The green lentil market continues to show strength for both old and new crop. Limited available tonnage in Western Canada is driving up old crop prices. Currently, #2 large green lentils are trading at a robust 72 cents/lb FOB farm. The bid for #1 small green lentils varies, and it’s recommended to set targets if you have any available. In the US, medium green lentils are trading around 49-50 cents/lb USD FOB farm. Looking ahead to the new crop, large green lentils are bid at 50 cents/lb FOB farm for a #2, small green lentils at 46 cents/lb FOB farm for a #1, and medium green lentils around 35 cents/lb USD for a #1 US. All new crop contracts include an Act of God clause on 10 bu/acre. Anticipated increases in green lentil acreage for the upcoming crop year suggest that taking some risk off the table at these attractive prices could be a prudent move. We also strongly encourage growers planting any type of green lentil to secure their seed immediately, as we are already running into short supply. Red lentils have experienced sporadic strength on the old crop side, trading around 36-37 cents/lb FOB farm for #2 quality. Options are also available for specialty lentils, so whether you have some in the bin or plan to grow them next year, it’s advisable to stay in contact with your merchant and explore potential opportunities.

The canola market is currently in a downturn, reflecting a broader trend of market decline. As of Wednesday morning, January futures, which had recently peaked at $678/MT, have retreated to $658/MT this morning at time of writing. This decline has essentially nullified the gains made at the end of last week. The downward trajectory is in tandem with the soybean market, which experienced significant downward pressure at the beginning of this week. Presently, canola prices are in the mid to high $14 range, with the specific value contingent on the timing of product movement. Observing the market for signs of support will be crucial as participants assess the ongoing dynamics and potential factors influencing future value shifts.
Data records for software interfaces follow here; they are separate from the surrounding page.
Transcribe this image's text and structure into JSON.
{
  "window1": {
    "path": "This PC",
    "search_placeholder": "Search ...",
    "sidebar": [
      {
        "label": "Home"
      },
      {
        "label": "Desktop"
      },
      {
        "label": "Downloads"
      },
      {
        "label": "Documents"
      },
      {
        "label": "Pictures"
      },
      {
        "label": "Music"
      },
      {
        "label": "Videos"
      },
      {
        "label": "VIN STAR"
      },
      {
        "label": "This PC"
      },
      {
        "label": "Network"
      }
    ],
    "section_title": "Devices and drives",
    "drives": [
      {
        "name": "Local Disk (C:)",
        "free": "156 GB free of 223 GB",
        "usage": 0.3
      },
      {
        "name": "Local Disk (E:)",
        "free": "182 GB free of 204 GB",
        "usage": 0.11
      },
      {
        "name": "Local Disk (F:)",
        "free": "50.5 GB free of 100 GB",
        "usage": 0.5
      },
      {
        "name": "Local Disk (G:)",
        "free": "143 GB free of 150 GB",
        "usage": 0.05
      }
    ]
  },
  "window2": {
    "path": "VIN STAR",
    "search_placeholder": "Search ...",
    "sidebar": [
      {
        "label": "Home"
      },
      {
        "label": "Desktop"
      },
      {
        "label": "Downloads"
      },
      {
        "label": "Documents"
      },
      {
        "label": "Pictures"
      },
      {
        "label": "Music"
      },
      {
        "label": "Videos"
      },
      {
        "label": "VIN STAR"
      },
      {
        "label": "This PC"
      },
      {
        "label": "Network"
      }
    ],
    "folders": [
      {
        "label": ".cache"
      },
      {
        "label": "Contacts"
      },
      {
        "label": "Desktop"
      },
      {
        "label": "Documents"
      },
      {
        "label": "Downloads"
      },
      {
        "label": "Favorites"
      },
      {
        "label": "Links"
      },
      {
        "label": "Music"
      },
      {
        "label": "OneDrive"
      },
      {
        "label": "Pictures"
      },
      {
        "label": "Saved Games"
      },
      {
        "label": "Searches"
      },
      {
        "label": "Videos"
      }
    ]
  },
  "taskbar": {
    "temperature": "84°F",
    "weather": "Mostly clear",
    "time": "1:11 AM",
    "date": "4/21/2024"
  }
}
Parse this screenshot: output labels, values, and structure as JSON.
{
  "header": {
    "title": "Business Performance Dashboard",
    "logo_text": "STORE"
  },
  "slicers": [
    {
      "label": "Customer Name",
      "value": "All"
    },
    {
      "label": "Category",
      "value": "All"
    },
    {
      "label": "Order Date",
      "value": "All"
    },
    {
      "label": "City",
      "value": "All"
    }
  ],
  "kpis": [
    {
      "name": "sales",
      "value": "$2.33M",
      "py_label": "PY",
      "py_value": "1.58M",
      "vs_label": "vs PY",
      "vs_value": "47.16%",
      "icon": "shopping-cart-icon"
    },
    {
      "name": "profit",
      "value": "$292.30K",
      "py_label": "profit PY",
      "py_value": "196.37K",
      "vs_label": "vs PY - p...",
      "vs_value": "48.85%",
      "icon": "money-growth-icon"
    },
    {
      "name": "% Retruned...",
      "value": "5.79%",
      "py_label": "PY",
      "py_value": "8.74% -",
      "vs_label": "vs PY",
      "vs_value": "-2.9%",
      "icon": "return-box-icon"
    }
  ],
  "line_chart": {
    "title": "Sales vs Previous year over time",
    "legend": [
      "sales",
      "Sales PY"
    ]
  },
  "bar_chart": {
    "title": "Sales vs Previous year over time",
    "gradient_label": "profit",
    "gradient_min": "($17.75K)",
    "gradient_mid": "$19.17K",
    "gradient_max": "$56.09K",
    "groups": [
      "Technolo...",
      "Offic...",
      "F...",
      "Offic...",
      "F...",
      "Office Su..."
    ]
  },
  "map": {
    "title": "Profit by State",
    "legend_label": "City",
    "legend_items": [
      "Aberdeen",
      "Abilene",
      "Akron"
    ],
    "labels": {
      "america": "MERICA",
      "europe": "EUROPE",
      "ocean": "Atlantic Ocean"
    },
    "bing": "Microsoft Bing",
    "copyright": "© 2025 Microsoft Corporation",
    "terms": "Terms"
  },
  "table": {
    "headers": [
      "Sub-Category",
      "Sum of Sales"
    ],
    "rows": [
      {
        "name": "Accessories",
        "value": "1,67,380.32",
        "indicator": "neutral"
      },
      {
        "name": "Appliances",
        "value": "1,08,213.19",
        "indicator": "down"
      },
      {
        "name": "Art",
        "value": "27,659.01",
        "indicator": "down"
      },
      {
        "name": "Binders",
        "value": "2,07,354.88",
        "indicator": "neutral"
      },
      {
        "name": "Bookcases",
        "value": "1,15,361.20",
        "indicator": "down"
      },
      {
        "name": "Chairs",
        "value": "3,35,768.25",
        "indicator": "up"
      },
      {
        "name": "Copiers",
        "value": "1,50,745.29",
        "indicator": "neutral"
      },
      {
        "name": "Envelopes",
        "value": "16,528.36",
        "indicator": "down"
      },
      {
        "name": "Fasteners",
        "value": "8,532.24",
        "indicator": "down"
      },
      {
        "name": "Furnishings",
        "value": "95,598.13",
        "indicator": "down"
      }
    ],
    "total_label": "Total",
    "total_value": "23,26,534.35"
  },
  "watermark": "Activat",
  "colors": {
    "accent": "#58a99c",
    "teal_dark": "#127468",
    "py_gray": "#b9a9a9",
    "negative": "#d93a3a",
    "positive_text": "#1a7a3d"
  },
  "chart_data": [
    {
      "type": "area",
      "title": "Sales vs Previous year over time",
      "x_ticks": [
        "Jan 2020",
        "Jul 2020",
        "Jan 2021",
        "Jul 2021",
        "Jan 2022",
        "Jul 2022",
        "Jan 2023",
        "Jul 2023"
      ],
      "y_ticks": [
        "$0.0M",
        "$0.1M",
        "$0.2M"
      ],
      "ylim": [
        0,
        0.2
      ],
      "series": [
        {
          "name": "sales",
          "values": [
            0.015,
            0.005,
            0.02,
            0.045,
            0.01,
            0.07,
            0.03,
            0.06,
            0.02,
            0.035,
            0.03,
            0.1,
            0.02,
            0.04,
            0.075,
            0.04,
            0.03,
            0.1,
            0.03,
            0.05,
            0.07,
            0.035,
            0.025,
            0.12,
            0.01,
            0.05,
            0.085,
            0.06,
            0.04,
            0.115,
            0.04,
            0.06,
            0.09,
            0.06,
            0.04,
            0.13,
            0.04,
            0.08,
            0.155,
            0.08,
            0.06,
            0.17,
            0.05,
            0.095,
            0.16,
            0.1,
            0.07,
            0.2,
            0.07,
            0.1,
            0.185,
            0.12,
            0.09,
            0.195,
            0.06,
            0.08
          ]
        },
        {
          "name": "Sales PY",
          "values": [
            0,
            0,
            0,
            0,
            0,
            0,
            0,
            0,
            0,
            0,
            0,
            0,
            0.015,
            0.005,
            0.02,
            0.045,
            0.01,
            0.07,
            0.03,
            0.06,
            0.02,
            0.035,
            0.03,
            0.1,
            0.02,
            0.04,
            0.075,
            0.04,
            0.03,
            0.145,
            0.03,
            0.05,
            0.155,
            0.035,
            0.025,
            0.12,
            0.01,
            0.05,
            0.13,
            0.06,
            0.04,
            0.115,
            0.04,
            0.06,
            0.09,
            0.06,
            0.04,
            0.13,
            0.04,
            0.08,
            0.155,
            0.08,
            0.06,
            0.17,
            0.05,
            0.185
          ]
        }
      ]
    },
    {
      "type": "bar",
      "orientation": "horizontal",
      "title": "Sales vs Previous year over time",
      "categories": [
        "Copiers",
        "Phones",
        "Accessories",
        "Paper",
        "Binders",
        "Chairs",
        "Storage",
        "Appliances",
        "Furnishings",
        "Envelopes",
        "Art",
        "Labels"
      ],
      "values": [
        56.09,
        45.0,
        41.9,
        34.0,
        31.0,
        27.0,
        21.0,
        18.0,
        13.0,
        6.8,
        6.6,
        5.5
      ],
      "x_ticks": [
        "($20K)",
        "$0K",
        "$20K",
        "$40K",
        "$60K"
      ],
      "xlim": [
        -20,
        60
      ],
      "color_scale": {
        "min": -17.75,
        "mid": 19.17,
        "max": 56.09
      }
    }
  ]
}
Rayglen Market Comments are for informational purposes only. Rayglen Commodities and its agents or employees shall not be liable for any loss or damage suffered by any person as a result of reliance on any of the contents contained within these products, whether such loss or damage arises from negligence or misrepresentation or any act or omission of its agents or employees.